◆ TASK TO COMPLETE
Find every line below with the word "JSON" in it, and copy each one.

◆ Items from an interface collection
--

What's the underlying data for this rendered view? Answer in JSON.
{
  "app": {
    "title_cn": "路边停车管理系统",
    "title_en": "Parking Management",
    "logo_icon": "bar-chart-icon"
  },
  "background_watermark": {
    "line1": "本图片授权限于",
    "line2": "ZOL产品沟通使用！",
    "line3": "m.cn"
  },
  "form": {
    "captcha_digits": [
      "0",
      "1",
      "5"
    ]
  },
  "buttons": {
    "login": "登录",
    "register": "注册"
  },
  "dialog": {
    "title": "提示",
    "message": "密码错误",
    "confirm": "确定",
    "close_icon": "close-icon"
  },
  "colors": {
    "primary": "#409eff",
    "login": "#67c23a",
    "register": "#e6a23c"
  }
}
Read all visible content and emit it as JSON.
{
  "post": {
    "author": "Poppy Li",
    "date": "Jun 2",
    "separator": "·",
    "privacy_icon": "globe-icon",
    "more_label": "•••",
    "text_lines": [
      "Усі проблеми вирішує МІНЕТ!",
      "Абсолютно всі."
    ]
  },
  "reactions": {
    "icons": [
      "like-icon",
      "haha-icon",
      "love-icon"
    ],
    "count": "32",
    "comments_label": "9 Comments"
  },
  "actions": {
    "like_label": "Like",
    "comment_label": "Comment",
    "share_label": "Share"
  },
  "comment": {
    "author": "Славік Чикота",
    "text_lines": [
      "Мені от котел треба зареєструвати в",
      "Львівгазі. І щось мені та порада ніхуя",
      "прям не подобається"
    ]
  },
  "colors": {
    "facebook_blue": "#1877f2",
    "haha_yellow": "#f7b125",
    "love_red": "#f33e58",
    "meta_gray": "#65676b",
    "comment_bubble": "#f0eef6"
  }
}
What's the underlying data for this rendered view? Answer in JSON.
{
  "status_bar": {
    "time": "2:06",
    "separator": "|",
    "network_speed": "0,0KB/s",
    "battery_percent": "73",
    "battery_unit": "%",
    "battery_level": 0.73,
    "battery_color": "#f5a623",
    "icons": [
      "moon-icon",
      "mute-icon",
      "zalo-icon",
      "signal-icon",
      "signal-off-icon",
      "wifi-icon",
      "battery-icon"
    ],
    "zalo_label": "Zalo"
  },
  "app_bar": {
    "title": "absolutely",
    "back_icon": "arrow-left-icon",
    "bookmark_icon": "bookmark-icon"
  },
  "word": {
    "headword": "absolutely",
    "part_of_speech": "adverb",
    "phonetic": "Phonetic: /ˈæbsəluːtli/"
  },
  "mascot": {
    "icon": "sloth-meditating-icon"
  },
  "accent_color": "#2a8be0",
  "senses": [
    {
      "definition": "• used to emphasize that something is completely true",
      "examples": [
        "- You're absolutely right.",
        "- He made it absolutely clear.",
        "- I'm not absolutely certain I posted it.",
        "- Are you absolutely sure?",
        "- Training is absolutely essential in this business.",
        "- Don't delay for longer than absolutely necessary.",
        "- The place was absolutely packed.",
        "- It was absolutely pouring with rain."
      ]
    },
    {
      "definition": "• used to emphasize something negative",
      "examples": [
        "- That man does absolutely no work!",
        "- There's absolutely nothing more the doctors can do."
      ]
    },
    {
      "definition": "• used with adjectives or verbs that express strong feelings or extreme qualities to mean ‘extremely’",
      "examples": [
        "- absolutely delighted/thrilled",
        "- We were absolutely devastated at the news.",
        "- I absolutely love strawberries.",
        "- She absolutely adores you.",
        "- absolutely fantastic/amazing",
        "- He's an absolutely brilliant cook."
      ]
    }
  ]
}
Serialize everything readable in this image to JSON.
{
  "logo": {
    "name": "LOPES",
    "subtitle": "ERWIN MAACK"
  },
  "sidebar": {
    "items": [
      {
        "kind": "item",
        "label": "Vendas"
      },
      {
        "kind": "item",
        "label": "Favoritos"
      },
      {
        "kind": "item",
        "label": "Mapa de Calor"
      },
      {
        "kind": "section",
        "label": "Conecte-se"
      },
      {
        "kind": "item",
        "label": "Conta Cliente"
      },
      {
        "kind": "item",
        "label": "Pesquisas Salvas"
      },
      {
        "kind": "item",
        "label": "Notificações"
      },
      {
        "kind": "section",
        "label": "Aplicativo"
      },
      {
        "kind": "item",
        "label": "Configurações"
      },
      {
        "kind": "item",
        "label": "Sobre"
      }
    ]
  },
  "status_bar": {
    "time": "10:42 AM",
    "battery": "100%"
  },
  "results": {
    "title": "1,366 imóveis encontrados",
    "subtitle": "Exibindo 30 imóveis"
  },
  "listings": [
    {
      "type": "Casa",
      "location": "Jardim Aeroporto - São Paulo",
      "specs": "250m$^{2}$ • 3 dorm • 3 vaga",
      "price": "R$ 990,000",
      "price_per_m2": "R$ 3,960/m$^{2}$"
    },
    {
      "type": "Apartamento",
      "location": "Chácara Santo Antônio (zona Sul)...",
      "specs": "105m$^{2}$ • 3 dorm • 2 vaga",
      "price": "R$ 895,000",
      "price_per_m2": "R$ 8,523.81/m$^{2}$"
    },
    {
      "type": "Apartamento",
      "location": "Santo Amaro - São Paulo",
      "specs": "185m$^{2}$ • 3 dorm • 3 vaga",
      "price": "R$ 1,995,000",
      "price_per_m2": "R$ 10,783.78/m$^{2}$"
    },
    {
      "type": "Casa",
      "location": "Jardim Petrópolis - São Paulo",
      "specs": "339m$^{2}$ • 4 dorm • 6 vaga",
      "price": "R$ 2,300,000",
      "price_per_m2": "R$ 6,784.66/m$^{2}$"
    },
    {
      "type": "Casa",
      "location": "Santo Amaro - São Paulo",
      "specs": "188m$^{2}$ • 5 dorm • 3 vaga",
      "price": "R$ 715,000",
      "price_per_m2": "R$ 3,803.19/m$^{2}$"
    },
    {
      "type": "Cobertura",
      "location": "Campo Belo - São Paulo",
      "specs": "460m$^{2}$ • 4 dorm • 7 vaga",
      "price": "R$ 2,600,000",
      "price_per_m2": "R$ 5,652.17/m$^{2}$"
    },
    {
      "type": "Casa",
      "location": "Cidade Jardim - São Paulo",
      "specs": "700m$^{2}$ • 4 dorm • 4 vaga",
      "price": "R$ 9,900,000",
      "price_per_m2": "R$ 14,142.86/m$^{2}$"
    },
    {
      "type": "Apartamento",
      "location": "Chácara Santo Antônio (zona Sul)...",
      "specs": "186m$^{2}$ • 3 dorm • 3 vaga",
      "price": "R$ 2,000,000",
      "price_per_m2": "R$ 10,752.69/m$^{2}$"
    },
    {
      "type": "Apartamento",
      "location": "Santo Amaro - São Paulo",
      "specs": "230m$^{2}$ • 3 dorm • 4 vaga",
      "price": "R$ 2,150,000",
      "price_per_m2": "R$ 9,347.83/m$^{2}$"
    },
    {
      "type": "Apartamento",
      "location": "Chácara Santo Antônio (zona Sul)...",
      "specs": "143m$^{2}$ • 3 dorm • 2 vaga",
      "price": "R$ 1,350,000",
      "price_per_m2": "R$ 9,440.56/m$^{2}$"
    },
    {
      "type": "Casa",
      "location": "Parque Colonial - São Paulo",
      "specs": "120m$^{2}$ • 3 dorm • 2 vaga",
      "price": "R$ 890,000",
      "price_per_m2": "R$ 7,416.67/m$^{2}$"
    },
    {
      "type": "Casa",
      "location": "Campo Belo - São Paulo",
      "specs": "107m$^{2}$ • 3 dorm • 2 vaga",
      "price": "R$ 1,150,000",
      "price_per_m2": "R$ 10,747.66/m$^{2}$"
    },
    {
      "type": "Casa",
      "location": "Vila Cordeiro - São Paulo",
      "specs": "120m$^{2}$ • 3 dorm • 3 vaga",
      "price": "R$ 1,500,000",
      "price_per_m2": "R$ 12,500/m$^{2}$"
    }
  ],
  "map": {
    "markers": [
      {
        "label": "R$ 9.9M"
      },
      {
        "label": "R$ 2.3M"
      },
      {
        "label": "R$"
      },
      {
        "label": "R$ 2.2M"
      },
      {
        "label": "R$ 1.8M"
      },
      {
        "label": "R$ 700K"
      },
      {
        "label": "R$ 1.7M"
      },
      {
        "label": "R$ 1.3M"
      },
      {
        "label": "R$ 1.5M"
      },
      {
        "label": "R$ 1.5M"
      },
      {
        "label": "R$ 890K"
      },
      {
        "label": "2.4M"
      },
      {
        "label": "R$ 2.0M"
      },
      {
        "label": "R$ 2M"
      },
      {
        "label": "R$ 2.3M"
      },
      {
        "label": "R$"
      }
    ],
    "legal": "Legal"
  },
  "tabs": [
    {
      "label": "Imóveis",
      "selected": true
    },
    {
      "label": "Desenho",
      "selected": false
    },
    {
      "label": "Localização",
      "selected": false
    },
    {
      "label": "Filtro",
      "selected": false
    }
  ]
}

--

◆ EXERCISE RESULT
What's the underlying data for this rendered view? Answer in JSON.
Read all visible content and emit it as JSON.
What's the underlying data for this rendered view? Answer in JSON.
Serialize everything readable in this image to JSON.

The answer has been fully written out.